When we first started Suitless Pursuits, the only other major thing in my life was my 9-5 job, so I dedicated a lot my free time to it. But last September, I also became a part-time graduate student. Needless to say, I was stressed and exhausted most of the time – I didn’t really account for the time I would be losing and dedicating to school and I was caught off guard.
So now that I’ve been a work-school-juggler for five months now, I know how to manage my time better, and I am much, much happier.
While I’m not a pro (are there any professional time managers anyway?), these are some ways I try to manage my time effectively and efficiently.
Create a schedule, and stick to it
If you work a 9-5 job, chances are, the majority of your day is controlled by your Outlook calendar. But I don’t necessarily see this as a bad thing. You probably have a personal calendar to jot down your personal appointments too, right? I mean, let’s face it - it’s cliche, but we’re all so busy these days. How could you possibly go about your day without a schedule? So what I do, in addition to my work schedule, is to schedule times I’m going to work on my side projects, assignments or other things. Even for this post, I had a “10-12pm write SP post” in my calendar. I also do this with my workouts, so that they’re in my agenda and I can’t back out. It’s like a work appointment. If I know that I’m going out for drinks with friends right after work, I’ll move my workout time to
before work my lunch hour and stick to it (who am I kidding, I am so not a morning person). Whatever you put in your calendar, you can move it around as necessary, but don’t remove it.
Use a to-do list, and use it well
I have a confession to make: I’m a serial to-do-list-er. I have to-do lists everywhere, because that’s how I remember what to do and what’s a priority. But recently, I decided to have just one that's synced on all of my devices. I started using todoist with specific deadlines, and now I have the app on my phone, tablet, laptop, work computer and as a gmail plug-in. That way, I won’t accidentally forget my to-do-list on my sofa at home or my office. It’ll always be with me (for better or for worse).
Get out of your comfort zone
Ever since I got my cat, I haven’t been able to focus very well at home. She constantly wants to be petted, wants to sit on your lap, wants to lick your hand...you get the idea. It’s cute, but it’s also extremely distracting. So I’ve basically been forced to get out of the house to get work done, but this has worked to my advantage. I go to cafes and libraries (and sometimes even the bleachers at a nearby pool, because it’s so warm and the sounds of water make for a great background noise), and this helps with my inspiration, too.

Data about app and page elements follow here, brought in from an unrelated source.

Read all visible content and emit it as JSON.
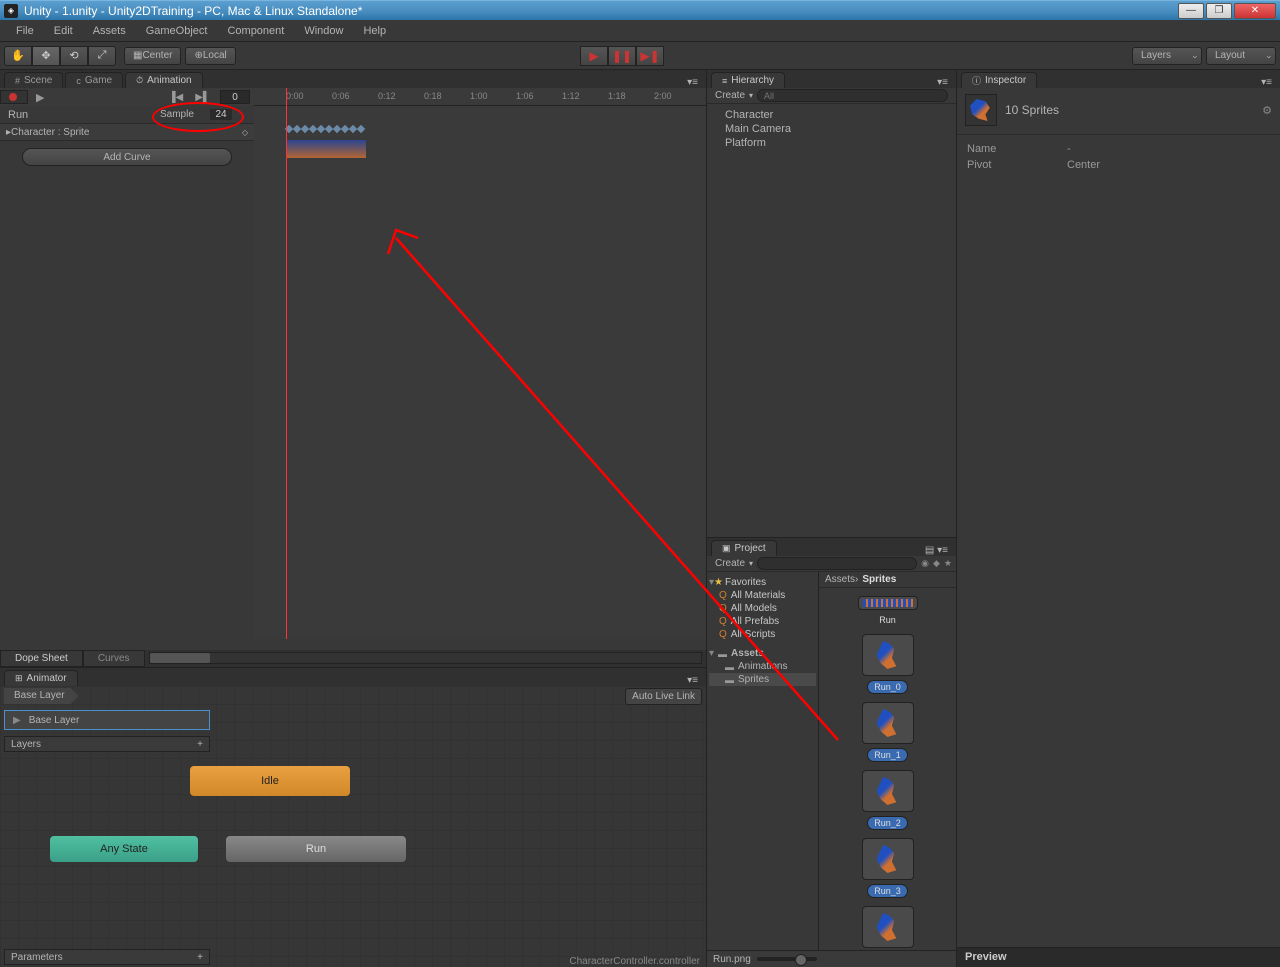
{
  "window": {
    "title": "Unity - 1.unity - Unity2DTraining - PC, Mac & Linux Standalone*"
  },
  "menu": [
    "File",
    "Edit",
    "Assets",
    "GameObject",
    "Component",
    "Window",
    "Help"
  ],
  "toolbar": {
    "center": "Center",
    "local": "Local",
    "layers": "Layers",
    "layout": "Layout"
  },
  "tabs": {
    "scene": "Scene",
    "game": "Game",
    "animation": "Animation",
    "animator": "Animator",
    "hierarchy": "Hierarchy",
    "project": "Project",
    "inspector": "Inspector"
  },
  "animation": {
    "clip": "Run",
    "sample_label": "Sample",
    "sample_value": "24",
    "frame": "0",
    "property": "Character : Sprite",
    "add_curve": "Add Curve",
    "dope": "Dope Sheet",
    "curves": "Curves",
    "ruler": [
      "0:00",
      "0:06",
      "0:12",
      "0:18",
      "1:00",
      "1:06",
      "1:12",
      "1:18",
      "2:00"
    ]
  },
  "animator": {
    "breadcrumb": "Base Layer",
    "autolive": "Auto Live Link",
    "layer": "Base Layer",
    "layers_label": "Layers",
    "params_label": "Parameters",
    "idle": "Idle",
    "any": "Any State",
    "run": "Run",
    "status": "CharacterController.controller"
  },
  "hierarchy": {
    "create": "Create",
    "search": "All",
    "items": [
      "Character",
      "Main Camera",
      "Platform"
    ]
  },
  "project": {
    "create": "Create",
    "favorites": "Favorites",
    "fav_items": [
      "All Materials",
      "All Models",
      "All Prefabs",
      "All Scripts"
    ],
    "assets": "Assets",
    "folders": [
      "Animations",
      "Sprites"
    ],
    "crumb_root": "Assets",
    "crumb_leaf": "Sprites",
    "run_atlas": "Run",
    "sprites": [
      "Run_0",
      "Run_1",
      "Run_2",
      "Run_3"
    ],
    "status": "Run.png",
    "preview": "Preview"
  },
  "inspector": {
    "title": "10 Sprites",
    "name_k": "Name",
    "name_v": "-",
    "pivot_k": "Pivot",
    "pivot_v": "Center"
  }
}
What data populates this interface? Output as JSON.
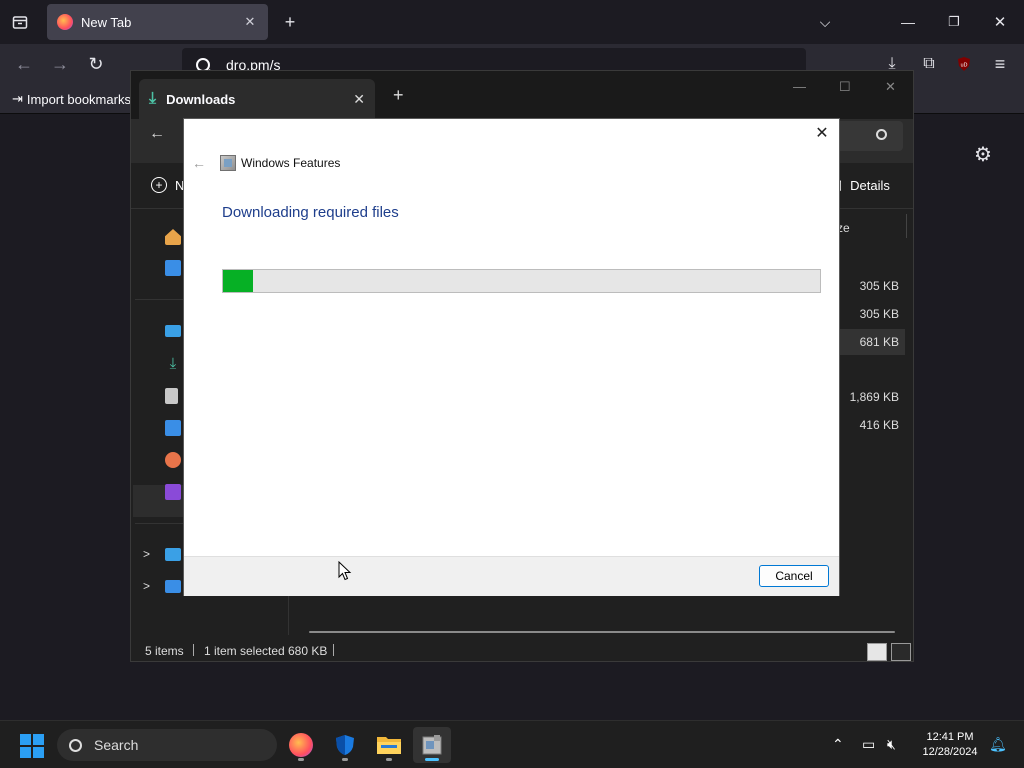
{
  "browser": {
    "tab_title": "New Tab",
    "url": "dro.pm/s",
    "bookmark_import_label": "Import bookmarks"
  },
  "explorer": {
    "tab_title": "Downloads",
    "new_label": "N",
    "details_label": "Details",
    "size_header": "ze",
    "sizes": [
      "305 KB",
      "305 KB",
      "681 KB",
      "1,869 KB",
      "416 KB"
    ],
    "status": {
      "items": "5 items",
      "selected": "1 item selected",
      "size": "680 KB"
    }
  },
  "dialog": {
    "app_title": "Windows Features",
    "heading": "Downloading required files",
    "progress_fraction": 0.05,
    "cancel_label": "Cancel"
  },
  "taskbar": {
    "search_placeholder": "Search",
    "time": "12:41 PM",
    "date": "12/28/2024"
  },
  "colors": {
    "progress_fill": "#06b025",
    "dialog_heading": "#1e3e8c",
    "accent": "#0078d4"
  }
}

I get more done in the allocated time, and don’t procrastinate (as much). Being in a new environment each time gives me a fresh perspective, and I see people around me who are also working. It’s motivating! (Can't get away? Try Coffitivity or Rainy Cafe - they play ambient cafe sounds!)
Use the Pomodoro technique
Our developer, Conrad, actually introduced me to the Pomodoro method couple of years ago. Essentially, you focus for 25 minutes on a task, then take a 3-5 minute break. Once you do four of these (four pomodori), you get to take a longer break. (There’s more info here and here) It’s part deadline-driven, and part rewards-driven. It’s worked really well for me; just make sure you don’t watch “just one episode of Friends” on Netflix during your longer break, because you’ll just keep watching. Something similar but much darker, is Write or Die. Please comment below if you’ve ever used it, and if it’s worked for you.
And last but not least…
Remember what you’re doing it for
If you’re working on your side project, you’re probably doing it because it excites you, or better yet, because you want to. And with any project or task, there are tasks that are mundane and you just. Don’t. Want. To. Do. But just remember to look at the bigger picture. I know, it’s easier said than done, but these little things will eventually add up to the big thing, and that’s what you have to remember. I remind myself with little things like a “YOU GOT THIS” wallpaper on my computer, and post-it notes around my desktop.
So, even if your friend approaches you about a project with the promise of future payments (that you still haven't seen after a year) and you're scratching your head at 11:40pm thinking, "man, I'm so pressed for time," remember that there's always time to do something you're passionate about. You just have to make it.